Southern Minnesota Beet Sugar Cooperative (SMBDC) (Renville, Minnesota) is underway with a similar project involving evaporators at its plant in Renville. In the evaporation process, the sugar juice is heated with steam to evaporate the natural water and then filtered again, concentrating it into a dark syrup before crystallization. Similarly to American Crystal Sugar, SMBDC is both upgrading an existing evaporator and constructing new units. The two new evaporator additions will cover 50,000 square feet and 75,000 square feet. The project is expected to be completed in the coming months. Subscribers can learn more by viewing the project report.

One of the final steps in the sugar-making process is centrifuging. After the sugar syrup emerges from the evaporation process, it is boiled and seeded with sugar crystals to start the crystallization process, forming a mixture of sugar crystals and molasses. The sugar crystals are separated from the molasses in a centrifuge, and in the case of beet sugar, emerge as 99.9% pure white sugar. Amalgamated Sugar Company LLC (Boise, Idaho) this summer plans to begin dismantling and replacing five old centrifugal machines with new equipment at its 19,000-ton-day beet sugar mill in Paul, Idaho. The project is expected to be completed by the end of this year. Subscribers can click here to learn more.

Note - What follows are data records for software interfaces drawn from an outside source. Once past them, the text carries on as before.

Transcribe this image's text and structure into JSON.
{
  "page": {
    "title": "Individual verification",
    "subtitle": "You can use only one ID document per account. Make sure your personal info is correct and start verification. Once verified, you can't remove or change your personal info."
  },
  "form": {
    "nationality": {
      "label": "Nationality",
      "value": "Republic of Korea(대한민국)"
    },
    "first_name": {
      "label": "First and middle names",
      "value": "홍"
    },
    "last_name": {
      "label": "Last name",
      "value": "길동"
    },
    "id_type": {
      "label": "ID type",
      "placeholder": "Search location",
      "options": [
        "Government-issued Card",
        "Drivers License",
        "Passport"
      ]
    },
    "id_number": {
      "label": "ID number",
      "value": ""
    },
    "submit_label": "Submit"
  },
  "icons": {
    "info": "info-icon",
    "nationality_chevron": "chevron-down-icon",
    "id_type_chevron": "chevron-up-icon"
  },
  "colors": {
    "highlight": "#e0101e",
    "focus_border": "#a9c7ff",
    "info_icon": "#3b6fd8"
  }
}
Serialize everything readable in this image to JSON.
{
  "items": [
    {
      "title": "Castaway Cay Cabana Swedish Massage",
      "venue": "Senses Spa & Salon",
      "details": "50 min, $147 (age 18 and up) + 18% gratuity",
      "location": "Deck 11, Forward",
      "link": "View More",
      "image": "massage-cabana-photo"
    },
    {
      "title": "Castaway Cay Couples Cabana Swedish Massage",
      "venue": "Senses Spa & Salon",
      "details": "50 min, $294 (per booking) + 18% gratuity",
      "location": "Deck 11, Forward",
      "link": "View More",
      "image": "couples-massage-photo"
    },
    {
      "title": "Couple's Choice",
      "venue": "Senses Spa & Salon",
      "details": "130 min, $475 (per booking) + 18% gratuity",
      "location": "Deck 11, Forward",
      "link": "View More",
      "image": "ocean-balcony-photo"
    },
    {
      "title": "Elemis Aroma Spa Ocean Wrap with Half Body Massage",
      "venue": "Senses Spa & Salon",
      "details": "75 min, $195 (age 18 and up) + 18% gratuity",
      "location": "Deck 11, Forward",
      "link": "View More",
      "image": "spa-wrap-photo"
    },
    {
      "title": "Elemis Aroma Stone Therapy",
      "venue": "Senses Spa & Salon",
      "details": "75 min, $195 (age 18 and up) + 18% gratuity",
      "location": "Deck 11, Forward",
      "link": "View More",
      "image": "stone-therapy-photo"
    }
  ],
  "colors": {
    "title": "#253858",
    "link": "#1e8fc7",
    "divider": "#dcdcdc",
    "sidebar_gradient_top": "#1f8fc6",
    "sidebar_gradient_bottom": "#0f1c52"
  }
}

In addition to these capital projects, Industrial Info is tracking more than $85 million of maintenance occurring at U.S. sugar mills this year. Subscribers can click here for a full list.

Subscribers to Industrial Info's GMI Database can click here to view reports for all of the projects discussed in this article and click here for the related plant profiles.